Pittsburgh was granted a franchise by the National Hockey League on November 7, 1925. The move came after Eddie Livingstone, the former owner of the Toronto Shamrocks and the Toronto Blueshirts of the National Hockey Association saw Pittsburgh as a possible member for a proposed rival league to the NHL; Pittsburgh had, in the 1890s, been the first metropolitan area to professionalize the game of ice hockey. In order to thwart the new league, the President of the NHL, Frank Calder, negotiated to put a franchise in Pittsburgh, which become the seventh team to join the NHL as well as the league’s third US-based team. Callahan then renamed his team the Pittsburgh Pirates, after he received permission from Barney Dreyfuss, the owner of the Pittsburgh Pirates baseball team.

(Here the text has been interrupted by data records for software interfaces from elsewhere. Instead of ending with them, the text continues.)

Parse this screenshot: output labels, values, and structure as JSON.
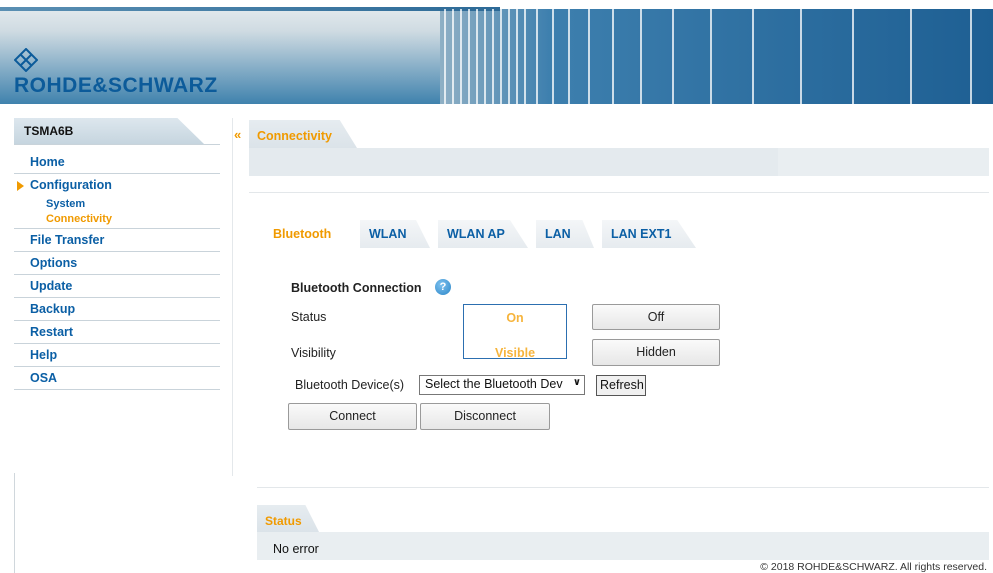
{
  "brand": {
    "wordmark": "ROHDE&SCHWARZ"
  },
  "sidebar": {
    "device": "TSMA6B",
    "items": [
      {
        "label": "Home"
      },
      {
        "label": "Configuration",
        "expanded": true
      },
      {
        "label": "System"
      },
      {
        "label": "Connectivity",
        "active": true
      },
      {
        "label": "File Transfer"
      },
      {
        "label": "Options"
      },
      {
        "label": "Update"
      },
      {
        "label": "Backup"
      },
      {
        "label": "Restart"
      },
      {
        "label": "Help"
      },
      {
        "label": "OSA"
      }
    ]
  },
  "page": {
    "title": "Connectivity"
  },
  "tabs": [
    {
      "label": "Bluetooth",
      "active": true
    },
    {
      "label": "WLAN"
    },
    {
      "label": "WLAN AP"
    },
    {
      "label": "LAN"
    },
    {
      "label": "LAN EXT1"
    }
  ],
  "bluetooth": {
    "section_title": "Bluetooth Connection",
    "help_icon": "?",
    "status_label": "Status",
    "status_on": "On",
    "status_off": "Off",
    "visibility_label": "Visibility",
    "visibility_visible": "Visible",
    "visibility_hidden": "Hidden",
    "device_label": "Bluetooth Device(s)",
    "device_select": "Select the Bluetooth Dev",
    "refresh": "Refresh",
    "connect": "Connect",
    "disconnect": "Disconnect"
  },
  "status": {
    "title": "Status",
    "message": "No error"
  },
  "footer": {
    "copyright": "© 2018 ROHDE&SCHWARZ. All rights reserved."
  },
  "colors": {
    "accent": "#f09a00",
    "link": "#0b5fa5",
    "brand": "#0c5b9a"
  }
}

The Pirates were assigned to what would later be called the NHL’s American Division, with the Boston Bruins and the New York Americans. These two franchises were the only other American teams in the NHL at the time. The Duquesne Gardens, located in the city’s Oakland neighborhood, served as the team’s home arena. The Pirates, dubbed the “Mighty Steel City Sextet” in the Pittsburgh Press, were mostly leftovers from the former Pittsburgh Yellow Jackets. Ten former Yellow Jacket players would play for the Pirates.
In 1928, financial problems forced James Callahan to sell the team to an ownership group which included Bill Dwyer, an early Prohibition gangster and bootlegger, and Benny Leonard, a fight promoter and ex-lightweight boxing champion, as his front man. Despite the sale of the team, things didn’t improve on the ice for the Pirates. The team’s coach, Odie Cleghorn left the team at the end of the 1928 – 1929 season to become a referee. Frank Fredrickson was then named the team’s coach. Another major change came with the team’s uniforms, as the Pirates’ color scheme changed to black and orange.
The Pirates 1929 – 1930 season was their fifth season in the NHL, and what would eventually be their last. The season saw the Pirates achieve their worst win-loss record with 5-36-3 record. With the stock market crash of 1929, followed by the Great Depression, the owners found themselves in financial difficulties. Attendance for games was down and the owners tried selling off their star players in order to make ends meet. The team was $400,000 in debt by the end of their final season and in need of a replacement for the aging Duquesne Gardens.
On October 18, 1930, at the NHL Board of Governors meeting, Leonard moved the team across Pennsylvania, to Philadelphia, and renamed them the Philadelphia Quakers. However, Leonard’s intention was to return the team to Pittsburgh as soon as a new arena was built. Thirteen players from the Pirates were transferred to the Philadelphia Quakers after Pittsburgh franchise relocated. These players were Cliff Barton, Harold Darragh, Herb Drury, Gord Frasier, Jim Jarvis, Gerry Lowrey, Rennison Manners, Johnny McKinnon, Hib Milks, Joe Miller, Rodger Smith, and Tex White. Frank Fredrickson was also transferred to the Quakers, but he was released by Philadelphia two days later. The Quakers posted a poor 4–36–4 record in 1930 – 1931. The team then received permission from the NHL on September 26, 1931, to temporally cease operations as they sought a new permanent arena, located in either Pittsburgh or Philadelphia.
Meanwhile, the poor economy was taking a toll on the entire league. The Great Depression devastated the NHL as four teams were forced to fold, leaving behind just six teams. When a new Pittsburgh arena failed to materialize, Leonard surrendered his franchise in 1936. As it turned out, a new arena in Pittsburgh wouldn’t be built until the Pittsburgh Civic Arena opened in 1961. The NHL would play with six teams for 25 years before deciding to expand. The expansion in 1967 brought the Pittsburgh Penguins to the NHL and the city of Pittsburgh and the orange and black uniformed Philadelphia Flyers to Philadelphia. The last active Pirates player was Cliff Barton, who played his last NHL game in 1940.
The Pittsburgh Pirates were an American professional ice hockey team in the National Hockey League (NHL), based in Pittsburgh, Pennsylvania, from 1925 – 1926 to 1929 – 1930. The nickname comes from the baseball team also based in the city. For the 1930 – 1931 season, the team moved to Philadelphia, Pennsylvania, and played one season as the Philadelphia Quakers.
Pittsburgh – Philadelphia
1925 – 1931 / National Hockey League
1930 – 1931 / Philadelphia Quakers
1925 – 1930 / Pittsburgh Pirates
Pirates – Owner Callahan renamed his team the Pittsburgh Pirates, after he received permission from Barney Dreyfuss, the owner of the Pittsburgh Pirates baseball team.
Stanley Cup 0
1930 – 1931 / Philadelphia Arena
1925 – 1930 / Duquesne Gardens
1928–1931 / Benny Leonard and Bill Dwyer
1925–1928 / James F. Callahan
*Blue is this team’s history